However, when mistakes and errors are committed by the people that run this country, things need to be more highly scrutinized. The men and women who are the representatives and senators of each of our states are in positions that demand one to be as near to perfection as is humanly possible. This is because the consequence of a blunder can be dire indeed.
There are two types of mistakes one can make. You can have the “oops” moment, typically followed by a passive way of taking responsibility and by saying the overused phrase “my bad!” These types of mistakes are usually just hiccups in a long day, and hopefully no one can make an error based on this type of slip up that would destroy the country.
The second type of mistake though, is far more serious. These types of blemishes are the lifelong blunders that will end a person’s career; errors in judgment that could spell disaster for our nation if they are continued for too long.
When someone makes a mistake, they have two choices: own up to it and fix it or continuously deny they are in any way wrong and hope to outlive the situation, or in some cases die before the truth is exposed. Surprisingly, some members of the government choose the latter quite often.

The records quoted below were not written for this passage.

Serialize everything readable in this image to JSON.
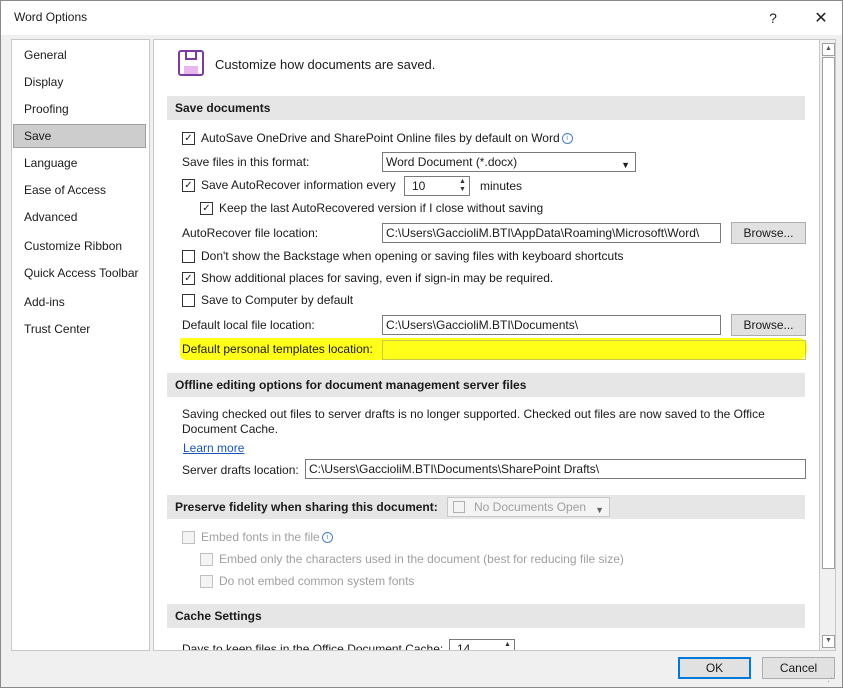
{
  "window": {
    "title": "Word Options",
    "help": "?",
    "close": "✕"
  },
  "sidebar": {
    "items": [
      {
        "label": "General"
      },
      {
        "label": "Display"
      },
      {
        "label": "Proofing"
      },
      {
        "label": "Save",
        "selected": true
      },
      {
        "label": "Language"
      },
      {
        "label": "Ease of Access"
      },
      {
        "label": "Advanced"
      },
      {
        "label": "Customize Ribbon"
      },
      {
        "label": "Quick Access Toolbar"
      },
      {
        "label": "Add-ins"
      },
      {
        "label": "Trust Center"
      }
    ]
  },
  "header": {
    "text": "Customize how documents are saved.",
    "icon": "save-disk-icon"
  },
  "save_documents": {
    "heading": "Save documents",
    "autosave_label": "AutoSave OneDrive and SharePoint Online files by default on Word",
    "format_label": "Save files in this format:",
    "format_value": "Word Document (*.docx)",
    "autorecover_label": "Save AutoRecover information every",
    "autorecover_minutes": "10",
    "minutes_label": "minutes",
    "keep_last_label": "Keep the last AutoRecovered version if I close without saving",
    "autorecover_location_label": "AutoRecover file location:",
    "autorecover_location_value": "C:\\Users\\GaccioliM.BTI\\AppData\\Roaming\\Microsoft\\Word\\",
    "browse_label": "Browse...",
    "no_backstage_label": "Don't show the Backstage when opening or saving files with keyboard shortcuts",
    "show_places_label": "Show additional places for saving, even if sign-in may be required.",
    "save_computer_label": "Save to Computer by default",
    "default_local_label": "Default local file location:",
    "default_local_value": "C:\\Users\\GaccioliM.BTI\\Documents\\",
    "templates_label": "Default personal templates location:",
    "templates_value": ""
  },
  "offline": {
    "heading": "Offline editing options for document management server files",
    "notice_line1": "Saving checked out files to server drafts is no longer supported. Checked out files are now saved to the Office",
    "notice_line2": "Document Cache.",
    "learn_more": "Learn more",
    "drafts_label": "Server drafts location:",
    "drafts_value": "C:\\Users\\GaccioliM.BTI\\Documents\\SharePoint Drafts\\"
  },
  "fidelity": {
    "heading": "Preserve fidelity when sharing this document:",
    "doc_select": "No Documents Open",
    "embed_fonts_label": "Embed fonts in the file",
    "embed_chars_label": "Embed only the characters used in the document (best for reducing file size)",
    "no_common_label": "Do not embed common system fonts"
  },
  "cache": {
    "heading": "Cache Settings",
    "days_label": "Days to keep files in the Office Document Cache:",
    "days_value": "14"
  },
  "footer": {
    "ok": "OK",
    "cancel": "Cancel"
  },
  "colors": {
    "highlight": "#ffff1a",
    "accent": "#0078d7",
    "link": "#1a56b4"
  }
}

This phenomenon of living a lie day in and day out in order to avoid admitting an uncomfortable truth is something I’ll call the “Lewinsky” syndrome, for obvious reasons. Unfortunately, the syndrome seems to be a transmittable one that affects many people in powerful positions. When one has an unfortunate case of the Lewinski’s, they need to be quarantined and taken out of the publics’ service until they are ready to admit the proven truth.
There are several rather humorous yet depressing-examples of our elected officials making serious mistakes in judgment and beliefs, and then making the even bigger mistake of sticking with that belief no matter what. I am sure everyone will be as amused as I was when hearing what the people in charge had to say on various topics of national importance.

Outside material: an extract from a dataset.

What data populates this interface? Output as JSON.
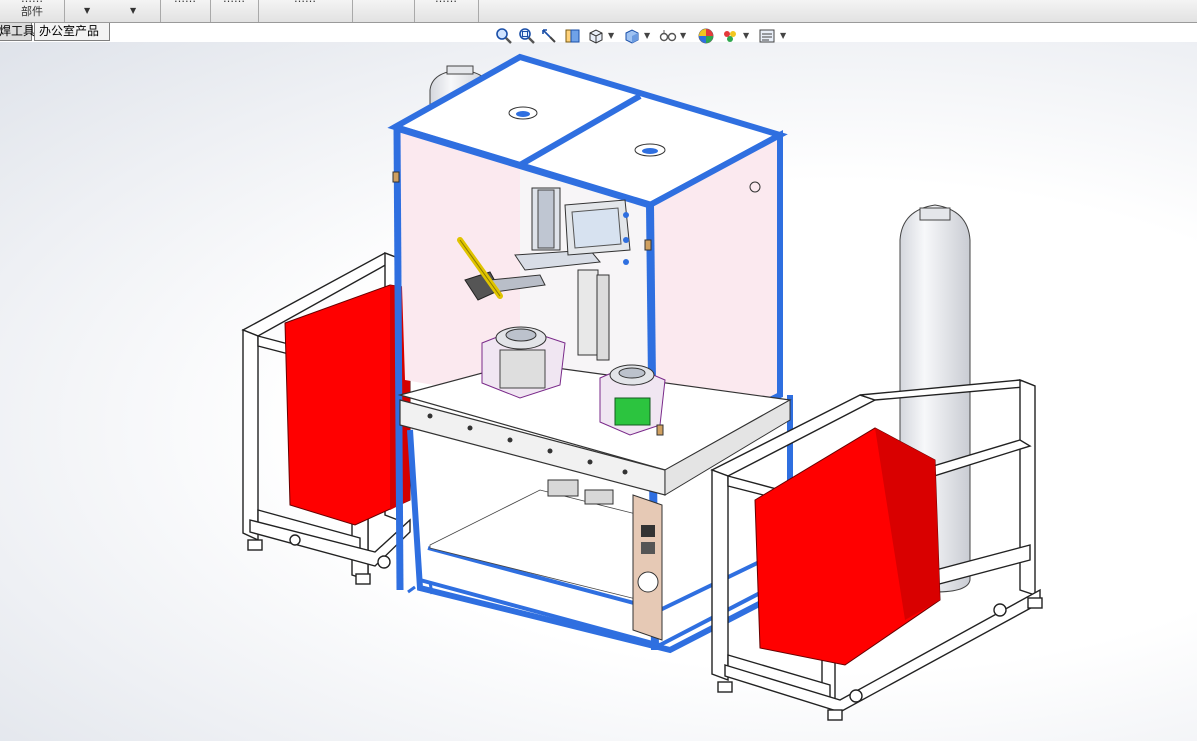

Marco Rubio, a Republican senator from Florida, has stated several times that he has seen reasonable debate on the issue of climate change. While this statement is somewhat vague, it is really a bad joke that a senator could still believe that global climate change is not occurring, and that man has not played a role in it. All credible scientific outlets are in consensus that global climate change is happening. But this guy made the mistake of questioning it, and is now living out that mistake instead of admitting his error.

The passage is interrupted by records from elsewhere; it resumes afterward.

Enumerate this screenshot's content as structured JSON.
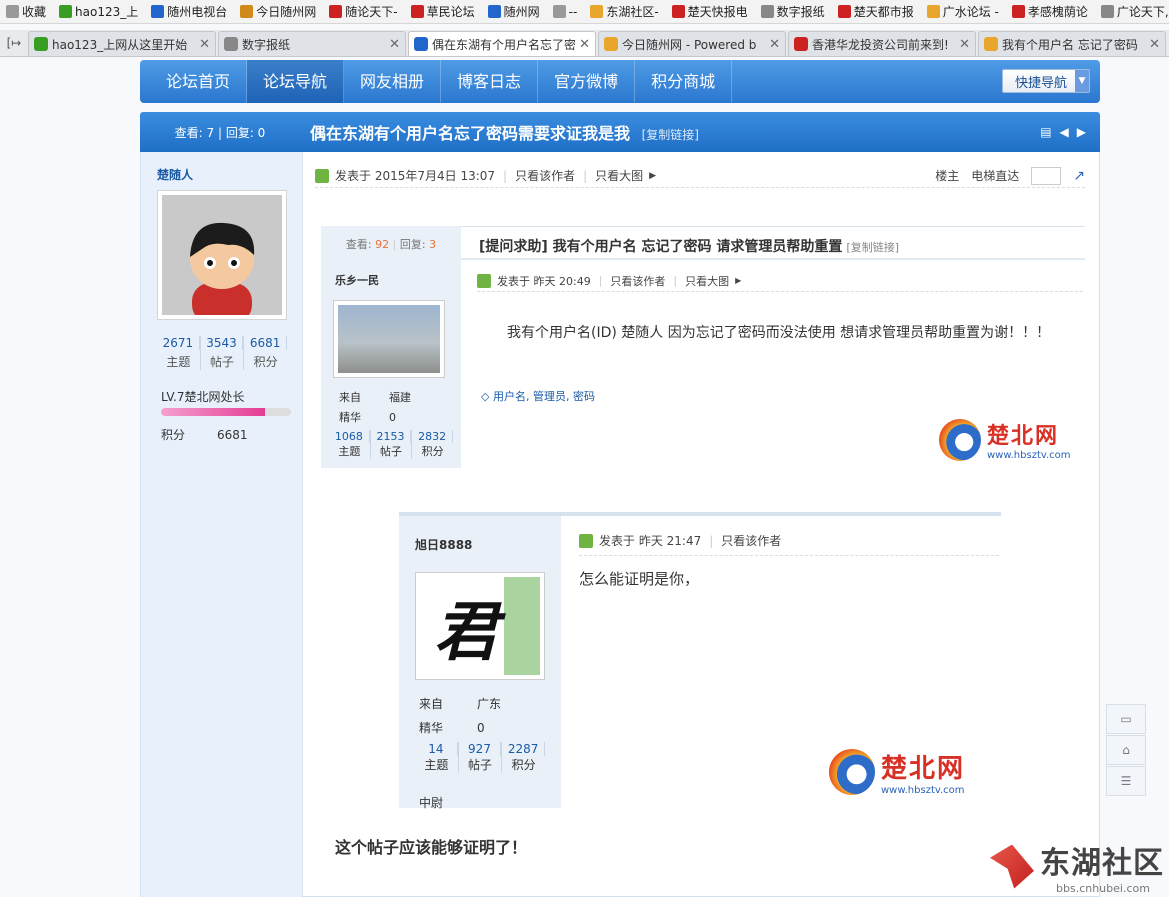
{
  "bookmarks": [
    {
      "label": "收藏",
      "color": "#999999"
    },
    {
      "label": "hao123_上",
      "color": "#3a9d23"
    },
    {
      "label": "随州电视台",
      "color": "#2266cc"
    },
    {
      "label": "今日随州网",
      "color": "#d08a1c"
    },
    {
      "label": "随论天下-",
      "color": "#cc2222"
    },
    {
      "label": "草民论坛",
      "color": "#cc2222"
    },
    {
      "label": "随州网",
      "color": "#2266cc"
    },
    {
      "label": "--",
      "color": "#999999"
    },
    {
      "label": "东湖社区-",
      "color": "#e8a72c"
    },
    {
      "label": "楚天快报电",
      "color": "#cc2222"
    },
    {
      "label": "数字报纸",
      "color": "#888888"
    },
    {
      "label": "楚天都市报",
      "color": "#cc2222"
    },
    {
      "label": "广水论坛 -",
      "color": "#e8a72c"
    },
    {
      "label": "孝感槐荫论",
      "color": "#cc2222"
    },
    {
      "label": "广论天下,",
      "color": "#888888"
    }
  ],
  "tabs": [
    {
      "label": "hao123_上网从这里开始",
      "color": "#3a9d23",
      "active": false
    },
    {
      "label": "数字报纸",
      "color": "#888888",
      "active": false
    },
    {
      "label": "偶在东湖有个用户名忘了密",
      "color": "#2266cc",
      "active": true
    },
    {
      "label": "今日随州网 - Powered b",
      "color": "#e8a72c",
      "active": false
    },
    {
      "label": "香港华龙投资公司前来到!",
      "color": "#cc2222",
      "active": false
    },
    {
      "label": "我有个用户名 忘记了密码",
      "color": "#e8a72c",
      "active": false
    }
  ],
  "nav": {
    "items": [
      "论坛首页",
      "论坛导航",
      "网友相册",
      "博客日志",
      "官方微博",
      "积分商城"
    ],
    "quick": "快捷导航"
  },
  "thread": {
    "stats": "查看: 7 | 回复: 0",
    "title": "偶在东湖有个用户名忘了密码需要求证我是我",
    "copy_link": "[复制链接]"
  },
  "author": {
    "name": "楚随人",
    "topics": "2671",
    "posts": "3543",
    "points": "6681",
    "topics_label": "主题",
    "posts_label": "帖子",
    "points_label": "积分",
    "level": "LV.7楚北网处长",
    "points_row_label": "积分",
    "points_row_value": "6681"
  },
  "post_header": {
    "posted": "发表于 2015年7月4日 13:07",
    "only_author": "只看该作者",
    "big_image": "只看大图",
    "floor": "楼主",
    "elevator": "电梯直达"
  },
  "embedded_post": {
    "views_label": "查看:",
    "views": "92",
    "replies_label": "回复:",
    "replies": "3",
    "title": "[提问求助] 我有个用户名 忘记了密码 请求管理员帮助重置",
    "copy_link": "[复制链接]",
    "user": "乐乡一民",
    "from_label": "来自",
    "from": "福建",
    "essence_label": "精华",
    "essence": "0",
    "topics": "1068",
    "posts": "2153",
    "points": "2832",
    "topics_label": "主题",
    "posts_label": "帖子",
    "points_label": "积分",
    "posted": "发表于 昨天 20:49",
    "only_author": "只看该作者",
    "big_image": "只看大图",
    "body": "我有个用户名(ID)   楚随人   因为忘记了密码而没法使用  想请求管理员帮助重置为谢！！！",
    "tags": "用户名, 管理员, 密码"
  },
  "logo": {
    "name": "楚北网",
    "url": "www.hbsztv.com"
  },
  "embedded_reply": {
    "user": "旭日8888",
    "avatar_char": "君",
    "from_label": "来自",
    "from": "广东",
    "essence_label": "精华",
    "essence": "0",
    "topics": "14",
    "posts": "927",
    "points": "2287",
    "topics_label": "主题",
    "posts_label": "帖子",
    "points_label": "积分",
    "rank": "中尉",
    "posted": "发表于 昨天 21:47",
    "only_author": "只看该作者",
    "body": "怎么能证明是你，"
  },
  "closing_text": "这个帖子应该能够证明了！",
  "watermark": {
    "name": "东湖社区",
    "url": "bbs.cnhubei.com"
  }
}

My personal all-time favorite example of ignorance evolving into a career mistake is a state senate hearing on evolution. There is again, no credible scientific debate on if evolution occurs, yet a disturbingly significant amount of people have made the mistake of at one time denying evolution, and are now entrenched on the wrong side of fence.
Senator Walsworth from Louisiana was in a state hearing on why creationism should not be taught in science classrooms. He was convinced it should, and his ignorance is astounding. I encourage anyone to look up the video. He believes evolution means that all creatures turn into humans. How someone like this gets elected to help run our country is mind-boggling.
That is the kicker. These two above examples are just a puddle in an ocean of ignorance and idiocy that our congressmen make on a daily basis. When you make the mistake of saying the wrong thing it would be wise to back track. But instead these people live out their lives with the Lewinsky syndrome. It is certainly dangerous for our country, since it is being run partially by delusional and blundering individuals.
When you’re in a position of such great importance and power, it is ones duty to do their best. A mistake of getting low fat instead of fat free milk is a forgivable moment. But denying obvious truths is a catastrophe that no one can afford, especially when it isn’t even admitted as such.
Res Stecker is a junior international studies major. His columns appear Thursdays in the Collegian. Letters and feedback can be sent to firstname.lastname@example.org.